Start of RECORDS TO USE
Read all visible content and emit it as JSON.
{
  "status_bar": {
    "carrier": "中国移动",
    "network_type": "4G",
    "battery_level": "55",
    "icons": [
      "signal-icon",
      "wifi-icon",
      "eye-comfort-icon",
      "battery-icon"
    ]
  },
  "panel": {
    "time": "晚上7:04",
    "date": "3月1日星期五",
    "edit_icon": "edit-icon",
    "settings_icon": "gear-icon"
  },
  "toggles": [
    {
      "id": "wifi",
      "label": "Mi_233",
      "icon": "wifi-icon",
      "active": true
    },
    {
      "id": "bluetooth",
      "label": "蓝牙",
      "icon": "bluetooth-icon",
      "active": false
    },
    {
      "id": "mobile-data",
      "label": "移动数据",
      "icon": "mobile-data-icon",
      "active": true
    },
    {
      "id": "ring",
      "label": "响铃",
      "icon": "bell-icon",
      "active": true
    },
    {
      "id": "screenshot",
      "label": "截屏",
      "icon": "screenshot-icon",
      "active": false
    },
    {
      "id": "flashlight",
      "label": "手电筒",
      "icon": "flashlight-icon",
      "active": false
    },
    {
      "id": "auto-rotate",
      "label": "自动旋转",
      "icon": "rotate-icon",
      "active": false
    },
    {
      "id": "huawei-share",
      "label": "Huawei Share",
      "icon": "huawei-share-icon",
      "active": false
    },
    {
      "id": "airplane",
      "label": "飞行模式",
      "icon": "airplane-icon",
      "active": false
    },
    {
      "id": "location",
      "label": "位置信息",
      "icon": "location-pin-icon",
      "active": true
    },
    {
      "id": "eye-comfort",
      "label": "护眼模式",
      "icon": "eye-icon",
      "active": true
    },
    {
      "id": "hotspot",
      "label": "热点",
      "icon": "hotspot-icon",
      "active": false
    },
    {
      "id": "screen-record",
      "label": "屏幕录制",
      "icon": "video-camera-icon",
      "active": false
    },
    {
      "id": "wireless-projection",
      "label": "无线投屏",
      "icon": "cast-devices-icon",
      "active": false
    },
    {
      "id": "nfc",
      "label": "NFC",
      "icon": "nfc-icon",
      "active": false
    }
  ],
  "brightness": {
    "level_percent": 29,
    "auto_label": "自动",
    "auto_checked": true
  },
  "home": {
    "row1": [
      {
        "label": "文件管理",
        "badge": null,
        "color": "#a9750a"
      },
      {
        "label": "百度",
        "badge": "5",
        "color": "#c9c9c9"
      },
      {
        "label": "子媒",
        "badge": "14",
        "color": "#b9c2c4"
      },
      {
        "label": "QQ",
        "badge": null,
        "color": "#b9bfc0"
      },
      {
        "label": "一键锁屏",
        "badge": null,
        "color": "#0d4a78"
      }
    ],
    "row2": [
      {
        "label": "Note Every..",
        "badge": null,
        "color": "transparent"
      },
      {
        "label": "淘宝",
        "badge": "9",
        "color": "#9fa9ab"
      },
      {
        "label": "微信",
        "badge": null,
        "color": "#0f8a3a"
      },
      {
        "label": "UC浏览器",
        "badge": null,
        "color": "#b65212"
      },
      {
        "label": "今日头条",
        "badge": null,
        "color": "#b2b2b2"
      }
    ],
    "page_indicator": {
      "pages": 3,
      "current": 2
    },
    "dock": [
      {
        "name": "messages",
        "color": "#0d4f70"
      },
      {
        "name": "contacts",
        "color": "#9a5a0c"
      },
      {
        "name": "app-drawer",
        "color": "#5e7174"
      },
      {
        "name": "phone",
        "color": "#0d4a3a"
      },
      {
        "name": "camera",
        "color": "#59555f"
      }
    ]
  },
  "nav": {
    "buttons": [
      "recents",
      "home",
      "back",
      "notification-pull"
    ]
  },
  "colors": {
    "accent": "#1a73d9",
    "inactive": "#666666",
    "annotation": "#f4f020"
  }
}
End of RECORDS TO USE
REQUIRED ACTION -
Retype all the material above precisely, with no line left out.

SOLUTION TO THIS TASK -
Read all visible content and emit it as JSON.
{
  "status_bar": {
    "carrier": "中国移动",
    "network_type": "4G",
    "battery_level": "55",
    "icons": [
      "signal-icon",
      "wifi-icon",
      "eye-comfort-icon",
      "battery-icon"
    ]
  },
  "panel": {
    "time": "晚上7:04",
    "date": "3月1日星期五",
    "edit_icon": "edit-icon",
    "settings_icon": "gear-icon"
  },
  "toggles": [
    {
      "id": "wifi",
      "label": "Mi_233",
      "icon": "wifi-icon",
      "active": true
    },
    {
      "id": "bluetooth",
      "label": "蓝牙",
      "icon": "bluetooth-icon",
      "active": false
    },
    {
      "id": "mobile-data",
      "label": "移动数据",
      "icon": "mobile-data-icon",
      "active": true
    },
    {
      "id": "ring",
      "label": "响铃",
      "icon": "bell-icon",
      "active": true
    },
    {
      "id": "screenshot",
      "label": "截屏",
      "icon": "screenshot-icon",
      "active": false
    },
    {
      "id": "flashlight",
      "label": "手电筒",
      "icon": "flashlight-icon",
      "active": false
    },
    {
      "id": "auto-rotate",
      "label": "自动旋转",
      "icon": "rotate-icon",
      "active": false
    },
    {
      "id": "huawei-share",
      "label": "Huawei Share",
      "icon": "huawei-share-icon",
      "active": false
    },
    {
      "id": "airplane",
      "label": "飞行模式",
      "icon": "airplane-icon",
      "active": false
    },
    {
      "id": "location",
      "label": "位置信息",
      "icon": "location-pin-icon",
      "active": true
    },
    {
      "id": "eye-comfort",
      "label": "护眼模式",
      "icon": "eye-icon",
      "active": true
    },
    {
      "id": "hotspot",
      "label": "热点",
      "icon": "hotspot-icon",
      "active": false
    },
    {
      "id": "screen-record",
      "label": "屏幕录制",
      "icon": "video-camera-icon",
      "active": false
    },
    {
      "id": "wireless-projection",
      "label": "无线投屏",
      "icon": "cast-devices-icon",
      "active": false
    },
    {
      "id": "nfc",
      "label": "NFC",
      "icon": "nfc-icon",
      "active": false
    }
  ],
  "brightness": {
    "level_percent": 29,
    "auto_label": "自动",
    "auto_checked": true
  },
  "home": {
    "row1": [
      {
        "label": "文件管理",
        "badge": null,
        "color": "#a9750a"
      },
      {
        "label": "百度",
        "badge": "5",
        "color": "#c9c9c9"
      },
      {
        "label": "子媒",
        "badge": "14",
        "color": "#b9c2c4"
      },
      {
        "label": "QQ",
        "badge": null,
        "color": "#b9bfc0"
      },
      {
        "label": "一键锁屏",
        "badge": null,
        "color": "#0d4a78"
      }
    ],
    "row2": [
      {
        "label": "Note Every..",
        "badge": null,
        "color": "transparent"
      },
      {
        "label": "淘宝",
        "badge": "9",
        "color": "#9fa9ab"
      },
      {
        "label": "微信",
        "badge": null,
        "color": "#0f8a3a"
      },
      {
        "label": "UC浏览器",
        "badge": null,
        "color": "#b65212"
      },
      {
        "label": "今日头条",
        "badge": null,
        "color": "#b2b2b2"
      }
    ],
    "page_indicator": {
      "pages": 3,
      "current": 2
    },
    "dock": [
      {
        "name": "messages",
        "color": "#0d4f70"
      },
      {
        "name": "contacts",
        "color": "#9a5a0c"
      },
      {
        "name": "app-drawer",
        "color": "#5e7174"
      },
      {
        "name": "phone",
        "color": "#0d4a3a"
      },
      {
        "name": "camera",
        "color": "#59555f"
      }
    ]
  },
  "nav": {
    "buttons": [
      "recents",
      "home",
      "back",
      "notification-pull"
    ]
  },
  "colors": {
    "accent": "#1a73d9",
    "inactive": "#666666",
    "annotation": "#f4f020"
  }
}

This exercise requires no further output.